In this article I offer an account of what it means for Universalism to be a metaphilosophy. I first argue that traditional philosophical systems and views suffer from two main defects. First, they are closed, in the sense that they have made their final judgment on what the world is like. Second, they are mostly Eurocentric; regardless of their attempt to be objective and universalist in their orientation, they express the European values, beliefs, and world views. As a (...) class='Hi'>metaphilosophy, Universalism is an open concept. It recognizes that our knowledge of the world is an on-going process of discovery. It does not attempt to synthesize or reject the variety of religious, ideological, and philosophical views and approaches; on the contrary, it seeks to provide a universal conceptual framework within which these views and approaches can thrive and dialogue with each other. The structure of this framework is made up of the universal features of nature and human nature. Accordingly the universal is not an ideal or natural or metaphysical essence of some kind. The universal is made, and it is made collectively by scholars from the different academic disciplines. This is why Universalism aspires to articulate the most comprehensive vision of the world. In this attempt it tries to grasp the highest fruits of all the achievements of the human spirit in religion, ideology, philosophy, and culture. I also discuss two more important features of Universalism as a metaphilosophy: co-creation and metanoia. (shrink)
[From the article's Introduction]: The main topic of the article is the Western metaphilosophy of the last hundred years or so. But that topic is broached via a sketch of some earlier Western metaphilosophies. (In the case of the sketch, ‘Western’ means European. In the remainder of the article, ‘Western’ means European and North American. On Eastern metaphilosophy, see the entries filed under such heads as ‘Chinese philosophy’ and ‘Indian philosophy’.) Once that sketch is in hand, the article defines (...) the notion of metaphilosophy and distinguishes between explicit and implicit metaphilosophy. Then there is a consideration of how metaphilosophies might be categorized and an outline of the course of the remainder of the article. (shrink)

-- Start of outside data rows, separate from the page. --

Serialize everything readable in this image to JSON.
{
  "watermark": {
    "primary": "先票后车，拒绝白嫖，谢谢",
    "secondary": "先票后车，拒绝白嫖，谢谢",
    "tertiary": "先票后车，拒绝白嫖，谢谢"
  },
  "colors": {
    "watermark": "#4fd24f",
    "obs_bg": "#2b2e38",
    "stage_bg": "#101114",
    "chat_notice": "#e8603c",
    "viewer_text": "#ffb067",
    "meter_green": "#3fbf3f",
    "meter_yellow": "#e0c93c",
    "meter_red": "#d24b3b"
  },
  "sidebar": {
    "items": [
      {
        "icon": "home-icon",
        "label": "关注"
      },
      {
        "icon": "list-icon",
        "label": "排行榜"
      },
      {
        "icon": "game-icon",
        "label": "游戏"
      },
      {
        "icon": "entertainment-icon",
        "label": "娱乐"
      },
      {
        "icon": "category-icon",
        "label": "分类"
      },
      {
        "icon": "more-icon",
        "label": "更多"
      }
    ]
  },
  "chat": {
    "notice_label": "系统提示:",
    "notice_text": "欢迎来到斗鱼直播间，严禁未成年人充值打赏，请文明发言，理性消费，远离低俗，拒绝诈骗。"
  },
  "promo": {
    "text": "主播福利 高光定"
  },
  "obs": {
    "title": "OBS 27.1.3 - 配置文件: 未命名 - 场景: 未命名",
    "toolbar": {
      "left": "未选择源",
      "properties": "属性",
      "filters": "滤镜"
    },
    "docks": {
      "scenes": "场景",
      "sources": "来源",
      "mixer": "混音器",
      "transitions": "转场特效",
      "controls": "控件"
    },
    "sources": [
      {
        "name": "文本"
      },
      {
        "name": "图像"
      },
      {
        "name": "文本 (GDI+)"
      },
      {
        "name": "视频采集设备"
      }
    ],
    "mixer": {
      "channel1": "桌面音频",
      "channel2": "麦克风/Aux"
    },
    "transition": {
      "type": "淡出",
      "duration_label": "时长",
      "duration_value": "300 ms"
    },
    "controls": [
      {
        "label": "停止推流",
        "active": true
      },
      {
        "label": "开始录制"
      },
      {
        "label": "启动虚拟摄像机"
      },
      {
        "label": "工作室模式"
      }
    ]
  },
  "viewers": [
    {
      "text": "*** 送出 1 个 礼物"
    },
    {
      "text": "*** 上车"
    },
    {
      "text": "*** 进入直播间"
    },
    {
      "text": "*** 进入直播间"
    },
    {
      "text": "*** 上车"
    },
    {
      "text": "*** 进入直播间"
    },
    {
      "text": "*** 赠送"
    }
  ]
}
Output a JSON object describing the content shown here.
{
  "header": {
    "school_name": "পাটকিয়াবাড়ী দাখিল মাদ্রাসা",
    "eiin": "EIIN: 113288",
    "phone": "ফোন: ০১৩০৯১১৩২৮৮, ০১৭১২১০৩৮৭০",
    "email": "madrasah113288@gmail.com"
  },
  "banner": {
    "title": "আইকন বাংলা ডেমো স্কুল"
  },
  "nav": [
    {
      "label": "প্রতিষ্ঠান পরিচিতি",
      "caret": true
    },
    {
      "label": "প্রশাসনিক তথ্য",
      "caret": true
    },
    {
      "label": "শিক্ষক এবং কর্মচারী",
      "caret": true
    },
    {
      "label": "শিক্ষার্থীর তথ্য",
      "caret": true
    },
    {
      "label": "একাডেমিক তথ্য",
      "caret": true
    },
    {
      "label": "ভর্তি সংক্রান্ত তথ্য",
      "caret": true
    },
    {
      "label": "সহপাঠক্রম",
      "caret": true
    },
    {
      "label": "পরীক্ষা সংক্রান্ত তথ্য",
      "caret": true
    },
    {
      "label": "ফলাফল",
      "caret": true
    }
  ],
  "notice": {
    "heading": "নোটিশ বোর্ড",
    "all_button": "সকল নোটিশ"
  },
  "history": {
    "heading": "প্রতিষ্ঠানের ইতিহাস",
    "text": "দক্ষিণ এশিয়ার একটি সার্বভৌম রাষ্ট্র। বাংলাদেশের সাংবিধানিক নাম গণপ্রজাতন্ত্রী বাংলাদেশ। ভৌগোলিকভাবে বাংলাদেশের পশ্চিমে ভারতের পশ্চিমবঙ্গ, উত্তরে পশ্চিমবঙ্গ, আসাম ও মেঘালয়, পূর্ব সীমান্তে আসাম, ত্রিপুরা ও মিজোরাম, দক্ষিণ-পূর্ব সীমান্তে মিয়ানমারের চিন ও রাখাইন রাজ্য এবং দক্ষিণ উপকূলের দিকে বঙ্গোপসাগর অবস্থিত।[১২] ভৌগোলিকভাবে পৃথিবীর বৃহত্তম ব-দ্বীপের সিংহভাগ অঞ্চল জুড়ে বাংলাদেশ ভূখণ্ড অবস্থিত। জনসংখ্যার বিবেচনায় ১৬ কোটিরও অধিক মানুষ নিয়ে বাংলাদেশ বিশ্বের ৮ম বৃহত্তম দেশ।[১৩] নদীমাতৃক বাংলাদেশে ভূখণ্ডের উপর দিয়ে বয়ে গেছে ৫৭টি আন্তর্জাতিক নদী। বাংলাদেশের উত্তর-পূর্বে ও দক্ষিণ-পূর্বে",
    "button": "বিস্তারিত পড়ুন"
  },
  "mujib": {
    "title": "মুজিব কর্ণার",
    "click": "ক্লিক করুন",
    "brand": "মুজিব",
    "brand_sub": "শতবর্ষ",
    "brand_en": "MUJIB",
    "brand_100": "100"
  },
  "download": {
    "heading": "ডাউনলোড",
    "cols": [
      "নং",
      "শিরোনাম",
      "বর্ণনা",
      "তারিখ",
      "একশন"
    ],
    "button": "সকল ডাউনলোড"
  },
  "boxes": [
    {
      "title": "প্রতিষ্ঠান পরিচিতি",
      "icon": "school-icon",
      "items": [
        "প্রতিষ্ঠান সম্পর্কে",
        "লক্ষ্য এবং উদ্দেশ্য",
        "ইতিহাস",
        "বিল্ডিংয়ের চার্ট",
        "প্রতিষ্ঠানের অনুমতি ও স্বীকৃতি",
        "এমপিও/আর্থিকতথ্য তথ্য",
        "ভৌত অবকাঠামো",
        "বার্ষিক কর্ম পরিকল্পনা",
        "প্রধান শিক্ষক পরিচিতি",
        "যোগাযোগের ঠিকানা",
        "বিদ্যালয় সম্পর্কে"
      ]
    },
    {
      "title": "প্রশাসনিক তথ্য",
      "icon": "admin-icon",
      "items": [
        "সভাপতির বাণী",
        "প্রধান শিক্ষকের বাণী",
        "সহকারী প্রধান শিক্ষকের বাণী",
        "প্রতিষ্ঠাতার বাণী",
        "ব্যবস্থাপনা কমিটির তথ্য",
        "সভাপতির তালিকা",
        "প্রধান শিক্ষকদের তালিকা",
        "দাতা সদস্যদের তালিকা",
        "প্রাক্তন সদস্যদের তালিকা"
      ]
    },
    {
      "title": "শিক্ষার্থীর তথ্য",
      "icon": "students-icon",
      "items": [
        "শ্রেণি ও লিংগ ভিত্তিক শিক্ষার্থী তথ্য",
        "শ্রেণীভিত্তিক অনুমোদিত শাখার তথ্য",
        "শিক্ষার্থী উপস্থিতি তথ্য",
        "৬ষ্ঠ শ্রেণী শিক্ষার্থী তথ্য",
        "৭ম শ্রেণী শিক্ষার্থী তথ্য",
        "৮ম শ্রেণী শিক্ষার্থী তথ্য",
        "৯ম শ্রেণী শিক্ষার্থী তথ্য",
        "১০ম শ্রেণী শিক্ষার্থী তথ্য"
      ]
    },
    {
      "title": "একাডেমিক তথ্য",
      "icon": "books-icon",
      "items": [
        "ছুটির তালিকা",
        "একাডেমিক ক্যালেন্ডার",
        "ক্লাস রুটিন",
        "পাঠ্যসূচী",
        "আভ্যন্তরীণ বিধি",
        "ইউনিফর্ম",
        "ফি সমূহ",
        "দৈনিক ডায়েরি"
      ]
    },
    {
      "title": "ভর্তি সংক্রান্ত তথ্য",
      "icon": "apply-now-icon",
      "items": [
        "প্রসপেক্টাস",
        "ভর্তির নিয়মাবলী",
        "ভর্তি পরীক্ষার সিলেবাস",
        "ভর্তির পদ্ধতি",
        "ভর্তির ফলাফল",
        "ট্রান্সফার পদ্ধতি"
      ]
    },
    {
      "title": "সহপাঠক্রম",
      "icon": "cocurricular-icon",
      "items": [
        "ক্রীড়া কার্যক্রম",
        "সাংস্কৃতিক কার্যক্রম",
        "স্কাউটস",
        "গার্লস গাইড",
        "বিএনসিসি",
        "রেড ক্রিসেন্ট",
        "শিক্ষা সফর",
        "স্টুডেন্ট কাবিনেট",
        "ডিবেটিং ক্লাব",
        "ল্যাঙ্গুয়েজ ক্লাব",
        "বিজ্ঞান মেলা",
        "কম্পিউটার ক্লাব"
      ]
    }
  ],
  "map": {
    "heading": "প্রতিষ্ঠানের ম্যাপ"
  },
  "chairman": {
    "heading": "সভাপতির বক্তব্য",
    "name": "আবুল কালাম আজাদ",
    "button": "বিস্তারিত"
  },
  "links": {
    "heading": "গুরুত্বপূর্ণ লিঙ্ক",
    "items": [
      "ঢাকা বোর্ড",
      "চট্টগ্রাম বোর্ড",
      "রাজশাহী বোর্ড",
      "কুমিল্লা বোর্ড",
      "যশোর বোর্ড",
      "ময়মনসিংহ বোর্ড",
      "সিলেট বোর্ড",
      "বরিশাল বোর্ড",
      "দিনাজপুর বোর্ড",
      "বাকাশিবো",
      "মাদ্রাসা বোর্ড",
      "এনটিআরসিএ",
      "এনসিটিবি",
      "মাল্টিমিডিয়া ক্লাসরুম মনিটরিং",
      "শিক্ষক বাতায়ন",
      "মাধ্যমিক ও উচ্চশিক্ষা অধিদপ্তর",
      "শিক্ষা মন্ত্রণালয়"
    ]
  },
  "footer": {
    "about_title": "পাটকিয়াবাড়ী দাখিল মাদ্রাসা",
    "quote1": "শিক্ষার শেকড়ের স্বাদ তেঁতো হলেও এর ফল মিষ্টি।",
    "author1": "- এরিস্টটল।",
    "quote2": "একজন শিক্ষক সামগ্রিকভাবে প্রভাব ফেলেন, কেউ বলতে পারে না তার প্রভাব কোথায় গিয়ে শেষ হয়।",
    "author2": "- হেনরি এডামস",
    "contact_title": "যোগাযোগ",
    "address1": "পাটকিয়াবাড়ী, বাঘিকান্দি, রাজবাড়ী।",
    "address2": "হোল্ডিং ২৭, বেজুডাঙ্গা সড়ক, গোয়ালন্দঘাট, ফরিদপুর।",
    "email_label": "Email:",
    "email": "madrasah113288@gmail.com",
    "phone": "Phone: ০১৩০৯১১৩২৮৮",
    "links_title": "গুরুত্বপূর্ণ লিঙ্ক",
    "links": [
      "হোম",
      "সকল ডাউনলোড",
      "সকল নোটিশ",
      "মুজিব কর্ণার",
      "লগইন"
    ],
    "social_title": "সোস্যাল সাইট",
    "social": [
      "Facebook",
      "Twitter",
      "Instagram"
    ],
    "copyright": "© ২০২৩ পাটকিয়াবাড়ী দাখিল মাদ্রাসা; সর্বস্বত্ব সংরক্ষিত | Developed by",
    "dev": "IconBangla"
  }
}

This paper discusses how Universalism came into being as a metaphilosophy and social movement, and outlines its main characteristics, meaning and content. The paper’s central theme is the accentuation of the two main aspects of Universalism. The first aspect is the key role of dialogue in Universalism. The second is the belief that Universalism is first and foremost a social movement, rather than a philosophical doctrine. In outlining the origins of Universalism, the invaluable role of Professor Kuczyński as its (...) originator is emphasized. The rest of the paper discusses Universalism’s other important characteristics, namely: (1) the quest for truth, (2) the principle of dialogue, (3) a practical approach to scientific knowledge and philosophy, (4) its interdisciplinary nature, (5) patriotism, (6) Europeanism, (7) concern over ecological issues, (8) concern for human beings, (9) a permanent alliance between Universalism, Catholic social science and Christian personalism. (shrink)
Terry Horgan defends a new general metaphilosophical position called postanalytic metaphilosophy. I raise some critical points connected with the application of PAM to the problem of freedom. I question the distinction between opulent and austere construals of philosophical concepts. According to Horgan compatibilism comports better overall with the relevant data than does incompatibilism. I raise some objections. At the end I argue that contextualism is an inadequate explanation of incompatibilistic intuitions.